Case finishing

The finely shaped and sized case received a circular brushed top-side finish. From the top, a polished chamfered edge brings us to straight — in the longitudinal direction of the watch — brushed sides. These brushed sides change to soft polished edges, on the underside of the watch, for comfortable wear. Then the bottom of the case merges to a solid screw-in case back. Delicately engraved with the necessary information and decorated with the central Great Wave off Kanagawa (神奈川沖浪裏 in Japanese) medallion.

Bracelet and silicone strap

To close this review, I’ll shed some light on the bracelet and silicone strap that come with these new SPBs. Let’s start with the bracelet.
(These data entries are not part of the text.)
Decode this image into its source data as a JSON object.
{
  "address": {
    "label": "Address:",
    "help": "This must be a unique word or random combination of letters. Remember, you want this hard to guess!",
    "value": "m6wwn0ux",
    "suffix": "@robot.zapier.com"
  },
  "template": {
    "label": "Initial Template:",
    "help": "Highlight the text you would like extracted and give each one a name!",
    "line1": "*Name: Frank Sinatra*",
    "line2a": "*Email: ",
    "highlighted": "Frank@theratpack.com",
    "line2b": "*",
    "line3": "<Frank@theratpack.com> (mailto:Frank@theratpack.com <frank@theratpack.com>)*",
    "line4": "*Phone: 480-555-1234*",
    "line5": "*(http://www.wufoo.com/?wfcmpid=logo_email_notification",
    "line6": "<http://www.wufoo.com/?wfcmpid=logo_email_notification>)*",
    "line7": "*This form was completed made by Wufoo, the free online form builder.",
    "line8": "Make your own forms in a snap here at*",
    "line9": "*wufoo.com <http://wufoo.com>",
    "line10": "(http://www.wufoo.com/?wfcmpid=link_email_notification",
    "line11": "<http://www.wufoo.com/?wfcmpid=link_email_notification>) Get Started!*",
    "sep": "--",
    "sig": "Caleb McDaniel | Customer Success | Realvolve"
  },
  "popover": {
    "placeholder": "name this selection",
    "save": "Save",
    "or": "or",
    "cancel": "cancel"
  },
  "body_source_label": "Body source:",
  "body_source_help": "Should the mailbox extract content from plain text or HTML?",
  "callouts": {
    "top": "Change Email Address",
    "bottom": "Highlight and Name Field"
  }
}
Even for way more expensive watches, we’ve learned that a bracelet is a very difficult part to get right. Producing (and especially finishing) a stainless steel bracelet is just very, very costly.

When it comes to watches in this price league, I try to temper my enthusiasm. In this case, I must say, Seiko did a good job. The bracelet feels solid, is nicely finished, and has adequate adjustment possibilities, as well as a safety clasp. It even has a never-before-seen type of dive extension. The links are not screw-fixed though. Pins have to be pushed out. And yes, I have seen better bracelets but not on watches in this price league.
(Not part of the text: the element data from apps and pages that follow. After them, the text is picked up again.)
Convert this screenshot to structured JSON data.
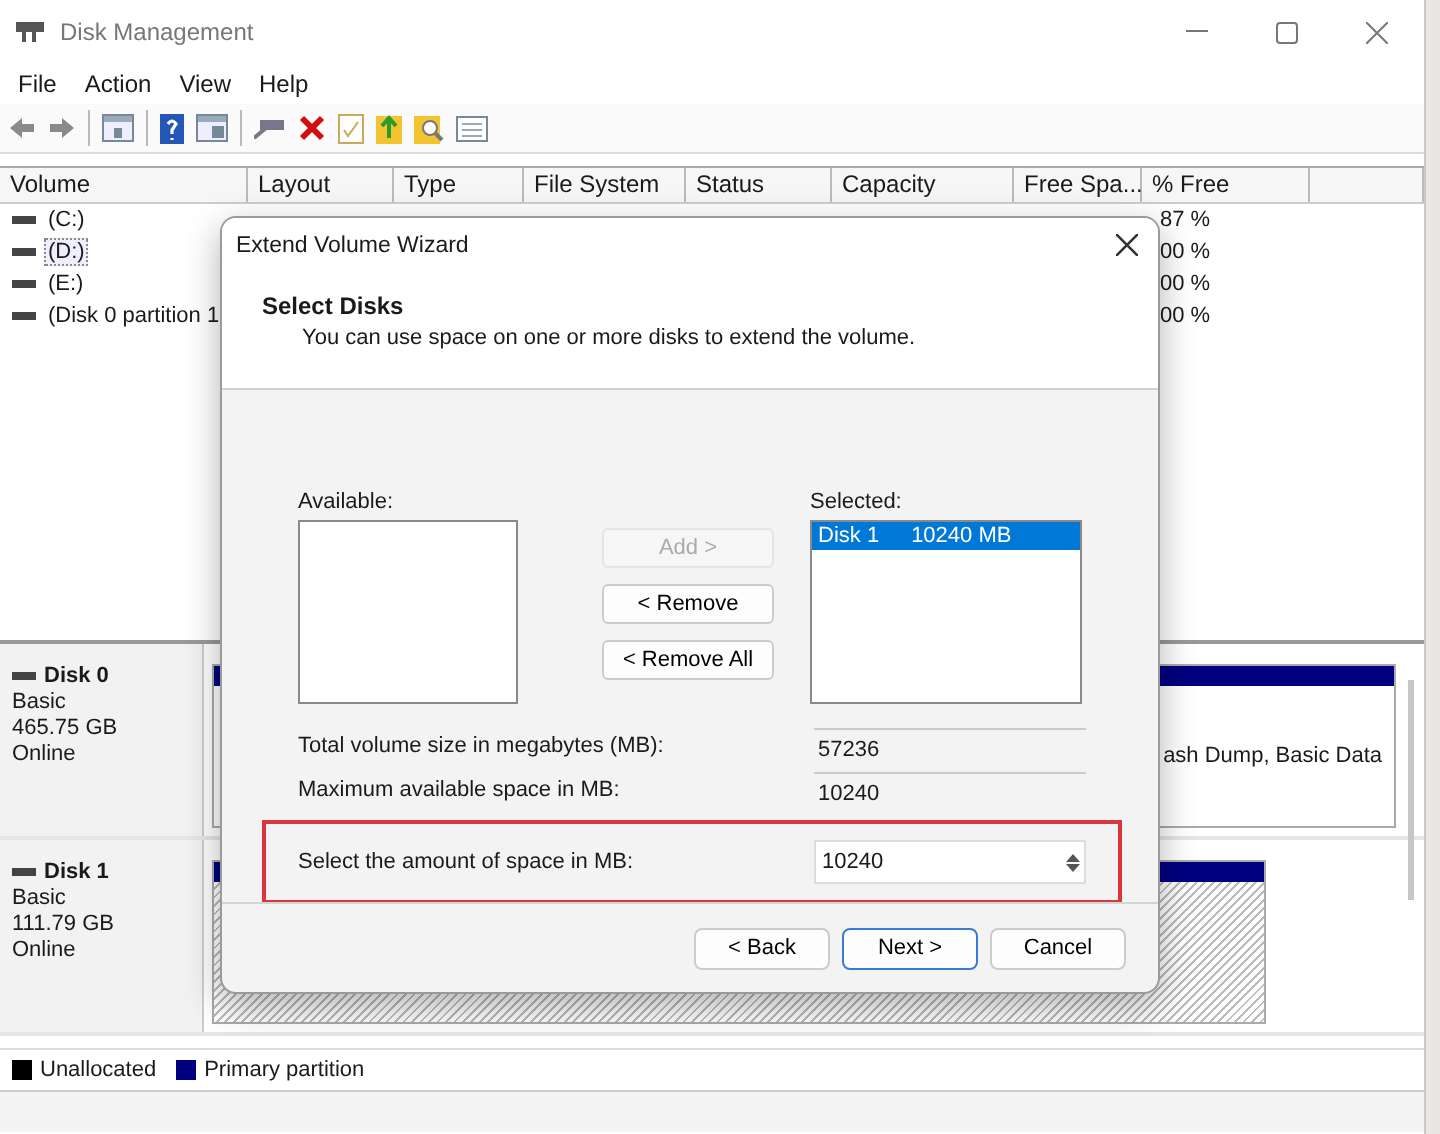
{
  "window": {
    "title": "Disk Management"
  },
  "menu": [
    {
      "label": "File"
    },
    {
      "label": "Action"
    },
    {
      "label": "View"
    },
    {
      "label": "Help"
    }
  ],
  "volume_table": {
    "columns": [
      "Volume",
      "Layout",
      "Type",
      "File System",
      "Status",
      "Capacity",
      "Free Spa...",
      "% Free"
    ],
    "rows": [
      {
        "volume": "(C:)",
        "percent_free": "87 %",
        "focused": false
      },
      {
        "volume": "(D:)",
        "percent_free": "00 %",
        "focused": true
      },
      {
        "volume": "(E:)",
        "percent_free": "00 %",
        "focused": false
      },
      {
        "volume": "(Disk 0 partition 1",
        "percent_free": "00 %",
        "focused": false
      }
    ]
  },
  "disks": [
    {
      "name": "Disk 0",
      "type": "Basic",
      "size": "465.75 GB",
      "status": "Online",
      "partition_text": "ash Dump, Basic Data",
      "kind": "labeled"
    },
    {
      "name": "Disk 1",
      "type": "Basic",
      "size": "111.79 GB",
      "status": "Online",
      "kind": "hatched"
    }
  ],
  "legend": [
    {
      "label": "Unallocated",
      "color": "#000000"
    },
    {
      "label": "Primary partition",
      "color": "#000080"
    }
  ],
  "dialog": {
    "title": "Extend Volume Wizard",
    "heading": "Select Disks",
    "subtitle": "You can use space on one or more disks to extend the volume.",
    "available_label": "Available:",
    "move_buttons": [
      {
        "label": "Add >",
        "disabled": true
      },
      {
        "label": "< Remove",
        "disabled": false
      },
      {
        "label": "< Remove All",
        "disabled": false
      }
    ],
    "selected_label": "Selected:",
    "selected_items": [
      {
        "disk": "Disk 1",
        "size": "10240 MB",
        "selected": true
      }
    ],
    "fields": [
      {
        "label": "Total volume size in megabytes (MB):",
        "value": "57236",
        "kind": "readonly",
        "highlighted": false
      },
      {
        "label": "Maximum available space in MB:",
        "value": "10240",
        "kind": "readonly",
        "highlighted": false
      },
      {
        "label": "Select the amount of space in MB:",
        "value": "10240",
        "kind": "spinner",
        "highlighted": true
      }
    ],
    "footer_buttons": [
      {
        "label": "< Back",
        "default": false
      },
      {
        "label": "Next >",
        "default": true
      },
      {
        "label": "Cancel",
        "default": false
      }
    ]
  }
}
…it wears as good as any silicone strap can wear

Equal to the quality of the bracelet, the silicone strap feels good and is finished properly as well. It’s very soft and flexible. It wears as well as any silicone strap can wear, and it’s fitted with heavy solid steel hardware. It’s long enough to wear over a diving suit. For smaller wrists — which will love the size of the watch — the end part of the strap is relatively long. In this situation, two keepers would have been more comfortable than just one, which it has now.

Personal conclusion

These four new SPB models have my name written all over them. At first, I was sure that the SPB149 was the one to have, but now I’m drawn towards the SPB143. After having it on my wrist for a longer time, the fact that the black/blue bezel/dial combo gave me pause for thought. Also, a blue dial is difficult to match with other straps. I know that I like to change straps, and noticed that a brown or a black leather strap both color-wise didn’t match the blue dial very well. So probably for me, the more classic and conservative SPB143 will be the one. But what a one it is…

You’ll find me on Instagram @gerardnijenbrinks

Watch specifications

1965 Diver’s Modern Re-Interpretation
Prospex SPB143, SPB145, SPB147, SPB149
Grey-black (SPB143), brown-grey (SPB145), brown-bronze (SPB147), and blue (SPB149)
Case Material
Stainless steel with 'super hard coating'
Case Dimensions
40.5 x 13.2 mm, lug-to-lug 44 mm, lug-width 20 mm
Curved sapphire, anti-reflective
Case Back
Solid, screw-in
Automatic, caliber 6R35, 21,600 vph, 70-hour power reserve, 24 jewels
Water Resistance
200 meter
Silicone strap and/or stainless steel bracelet
SPB143: €1,250 - SPB145: €1,250 - SPB147: €1,050 - SPB149: € 1,350
2 year
Special Note(s)
SPB145 available at Seiko Boutiques only, SPB149 limited to 5,500 pieces